What the exercise asks - Please copy all of the data that follows exactly, leaving any pictures out.

─── Data extract ───

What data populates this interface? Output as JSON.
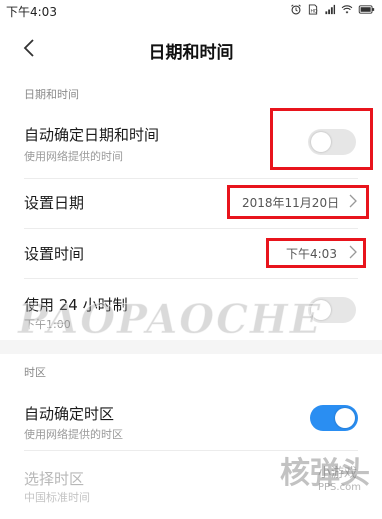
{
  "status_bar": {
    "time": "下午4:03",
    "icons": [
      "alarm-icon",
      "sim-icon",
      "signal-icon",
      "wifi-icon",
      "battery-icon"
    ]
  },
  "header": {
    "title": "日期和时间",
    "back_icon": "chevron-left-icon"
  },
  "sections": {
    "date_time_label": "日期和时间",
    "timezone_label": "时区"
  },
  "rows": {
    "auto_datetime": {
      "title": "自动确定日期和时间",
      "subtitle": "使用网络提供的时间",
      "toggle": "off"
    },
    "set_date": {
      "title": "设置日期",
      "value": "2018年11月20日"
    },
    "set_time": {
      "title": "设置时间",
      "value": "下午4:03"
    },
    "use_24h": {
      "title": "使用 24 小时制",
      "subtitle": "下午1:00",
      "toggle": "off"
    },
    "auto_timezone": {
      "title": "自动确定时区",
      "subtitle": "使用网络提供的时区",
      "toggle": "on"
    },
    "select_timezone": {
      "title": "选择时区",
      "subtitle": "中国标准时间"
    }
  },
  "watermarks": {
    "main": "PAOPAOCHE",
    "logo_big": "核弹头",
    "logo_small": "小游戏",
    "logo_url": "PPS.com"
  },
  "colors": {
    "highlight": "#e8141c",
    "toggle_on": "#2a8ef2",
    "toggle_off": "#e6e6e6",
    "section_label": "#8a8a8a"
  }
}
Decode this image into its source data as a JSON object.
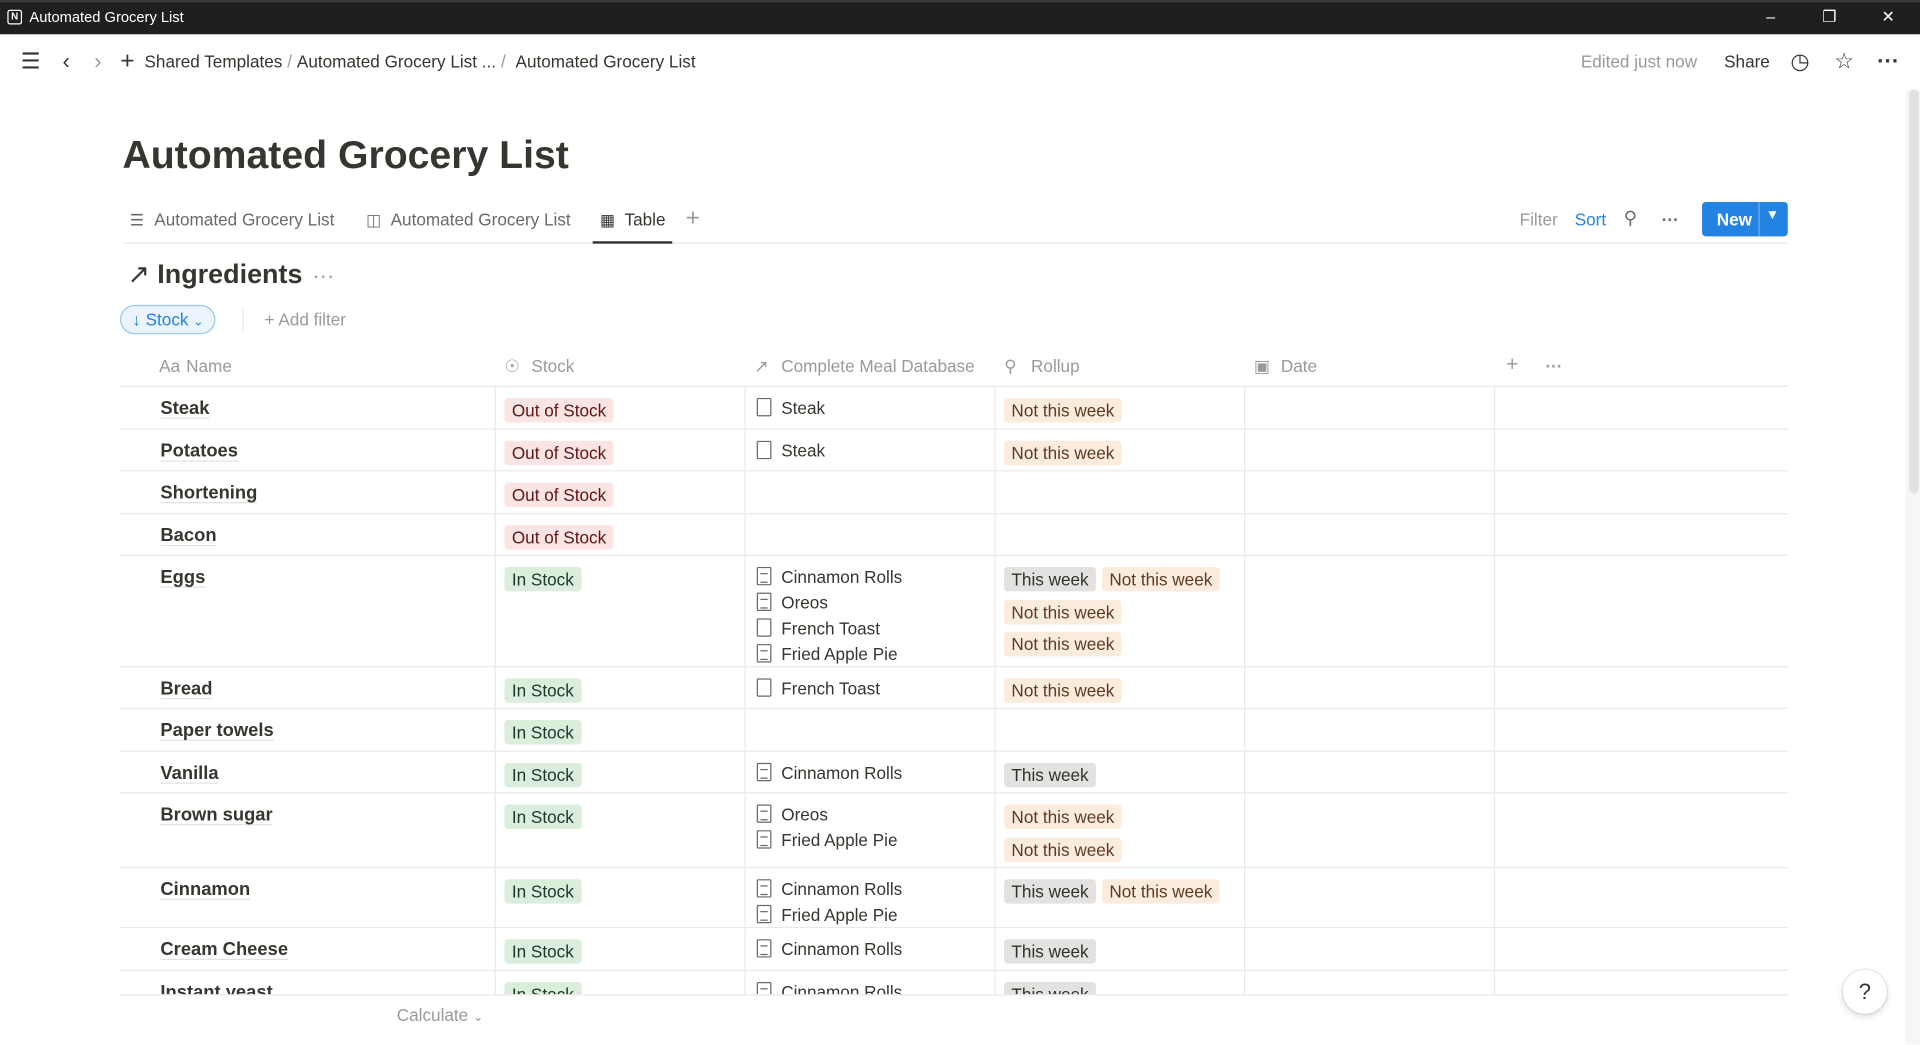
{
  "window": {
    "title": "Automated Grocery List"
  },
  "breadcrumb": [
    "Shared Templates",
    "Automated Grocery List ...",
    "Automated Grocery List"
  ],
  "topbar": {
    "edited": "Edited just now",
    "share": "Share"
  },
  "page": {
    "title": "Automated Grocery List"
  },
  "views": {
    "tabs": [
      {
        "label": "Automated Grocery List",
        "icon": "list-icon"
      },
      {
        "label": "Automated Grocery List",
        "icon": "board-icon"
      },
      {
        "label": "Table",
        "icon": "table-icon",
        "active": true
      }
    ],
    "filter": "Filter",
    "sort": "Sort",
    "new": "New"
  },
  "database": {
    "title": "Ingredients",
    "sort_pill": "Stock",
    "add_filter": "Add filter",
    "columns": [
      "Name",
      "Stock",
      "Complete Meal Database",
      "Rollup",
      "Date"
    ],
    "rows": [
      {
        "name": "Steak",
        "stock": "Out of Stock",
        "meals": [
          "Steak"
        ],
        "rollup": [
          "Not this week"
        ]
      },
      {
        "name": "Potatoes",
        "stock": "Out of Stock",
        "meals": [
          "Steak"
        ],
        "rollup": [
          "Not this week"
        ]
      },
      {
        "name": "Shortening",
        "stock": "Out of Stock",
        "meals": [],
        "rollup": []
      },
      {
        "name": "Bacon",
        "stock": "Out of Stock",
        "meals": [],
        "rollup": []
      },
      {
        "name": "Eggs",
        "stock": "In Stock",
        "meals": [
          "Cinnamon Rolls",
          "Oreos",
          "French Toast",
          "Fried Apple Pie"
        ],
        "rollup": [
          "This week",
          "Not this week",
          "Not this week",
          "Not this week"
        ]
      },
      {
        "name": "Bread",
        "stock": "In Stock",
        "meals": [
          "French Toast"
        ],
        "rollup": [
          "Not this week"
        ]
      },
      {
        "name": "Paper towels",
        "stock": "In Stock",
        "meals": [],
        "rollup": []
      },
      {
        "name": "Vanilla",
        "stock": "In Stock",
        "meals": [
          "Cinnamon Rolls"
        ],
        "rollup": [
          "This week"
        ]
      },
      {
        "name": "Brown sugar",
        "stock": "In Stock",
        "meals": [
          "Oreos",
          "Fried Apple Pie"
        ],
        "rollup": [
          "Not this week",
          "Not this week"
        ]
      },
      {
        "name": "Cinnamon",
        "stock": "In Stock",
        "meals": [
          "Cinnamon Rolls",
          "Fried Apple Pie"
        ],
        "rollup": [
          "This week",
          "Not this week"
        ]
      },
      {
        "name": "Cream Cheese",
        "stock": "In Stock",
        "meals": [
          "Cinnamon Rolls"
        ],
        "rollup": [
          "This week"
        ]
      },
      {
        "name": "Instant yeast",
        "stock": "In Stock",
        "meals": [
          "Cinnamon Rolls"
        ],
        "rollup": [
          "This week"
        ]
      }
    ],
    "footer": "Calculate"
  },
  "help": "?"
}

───

Solution for this exercise -
What data populates this interface? Output as JSON.
{
  "status_bar": {
    "time": "下午4:03",
    "icons": [
      "alarm-icon",
      "sim-icon",
      "signal-icon",
      "wifi-icon",
      "battery-icon"
    ]
  },
  "header": {
    "title": "日期和时间",
    "back_icon": "chevron-left-icon"
  },
  "sections": {
    "date_time_label": "日期和时间",
    "timezone_label": "时区"
  },
  "rows": {
    "auto_datetime": {
      "title": "自动确定日期和时间",
      "subtitle": "使用网络提供的时间",
      "toggle": "off"
    },
    "set_date": {
      "title": "设置日期",
      "value": "2018年11月20日"
    },
    "set_time": {
      "title": "设置时间",
      "value": "下午4:03"
    },
    "use_24h": {
      "title": "使用 24 小时制",
      "subtitle": "下午1:00",
      "toggle": "off"
    },
    "auto_timezone": {
      "title": "自动确定时区",
      "subtitle": "使用网络提供的时区",
      "toggle": "on"
    },
    "select_timezone": {
      "title": "选择时区",
      "subtitle": "中国标准时间"
    }
  },
  "watermarks": {
    "main": "PAOPAOCHE",
    "logo_big": "核弹头",
    "logo_small": "小游戏",
    "logo_url": "PPS.com"
  },
  "colors": {
    "highlight": "#e8141c",
    "toggle_on": "#2a8ef2",
    "toggle_off": "#e6e6e6",
    "section_label": "#8a8a8a"
  }
}
Decode this image into its source data as a JSON object.
{
  "window": {
    "title": "Automated Grocery List"
  },
  "breadcrumb": [
    "Shared Templates",
    "Automated Grocery List ...",
    "Automated Grocery List"
  ],
  "topbar": {
    "edited": "Edited just now",
    "share": "Share"
  },
  "page": {
    "title": "Automated Grocery List"
  },
  "views": {
    "tabs": [
      {
        "label": "Automated Grocery List",
        "icon": "list-icon"
      },
      {
        "label": "Automated Grocery List",
        "icon": "board-icon"
      },
      {
        "label": "Table",
        "icon": "table-icon",
        "active": true
      }
    ],
    "filter": "Filter",
    "sort": "Sort",
    "new": "New"
  },
  "database": {
    "title": "Ingredients",
    "sort_pill": "Stock",
    "add_filter": "Add filter",
    "columns": [
      "Name",
      "Stock",
      "Complete Meal Database",
      "Rollup",
      "Date"
    ],
    "rows": [
      {
        "name": "Steak",
        "stock": "Out of Stock",
        "meals": [
          "Steak"
        ],
        "rollup": [
          "Not this week"
        ]
      },
      {
        "name": "Potatoes",
        "stock": "Out of Stock",
        "meals": [
          "Steak"
        ],
        "rollup": [
          "Not this week"
        ]
      },
      {
        "name": "Shortening",
        "stock": "Out of Stock",
        "meals": [],
        "rollup": []
      },
      {
        "name": "Bacon",
        "stock": "Out of Stock",
        "meals": [],
        "rollup": []
      },
      {
        "name": "Eggs",
        "stock": "In Stock",
        "meals": [
          "Cinnamon Rolls",
          "Oreos",
          "French Toast",
          "Fried Apple Pie"
        ],
        "rollup": [
          "This week",
          "Not this week",
          "Not this week",
          "Not this week"
        ]
      },
      {
        "name": "Bread",
        "stock": "In Stock",
        "meals": [
          "French Toast"
        ],
        "rollup": [
          "Not this week"
        ]
      },
      {
        "name": "Paper towels",
        "stock": "In Stock",
        "meals": [],
        "rollup": []
      },
      {
        "name": "Vanilla",
        "stock": "In Stock",
        "meals": [
          "Cinnamon Rolls"
        ],
        "rollup": [
          "This week"
        ]
      },
      {
        "name": "Brown sugar",
        "stock": "In Stock",
        "meals": [
          "Oreos",
          "Fried Apple Pie"
        ],
        "rollup": [
          "Not this week",
          "Not this week"
        ]
      },
      {
        "name": "Cinnamon",
        "stock": "In Stock",
        "meals": [
          "Cinnamon Rolls",
          "Fried Apple Pie"
        ],
        "rollup": [
          "This week",
          "Not this week"
        ]
      },
      {
        "name": "Cream Cheese",
        "stock": "In Stock",
        "meals": [
          "Cinnamon Rolls"
        ],
        "rollup": [
          "This week"
        ]
      },
      {
        "name": "Instant yeast",
        "stock": "In Stock",
        "meals": [
          "Cinnamon Rolls"
        ],
        "rollup": [
          "This week"
        ]
      }
    ],
    "footer": "Calculate"
  },
  "help": "?"
}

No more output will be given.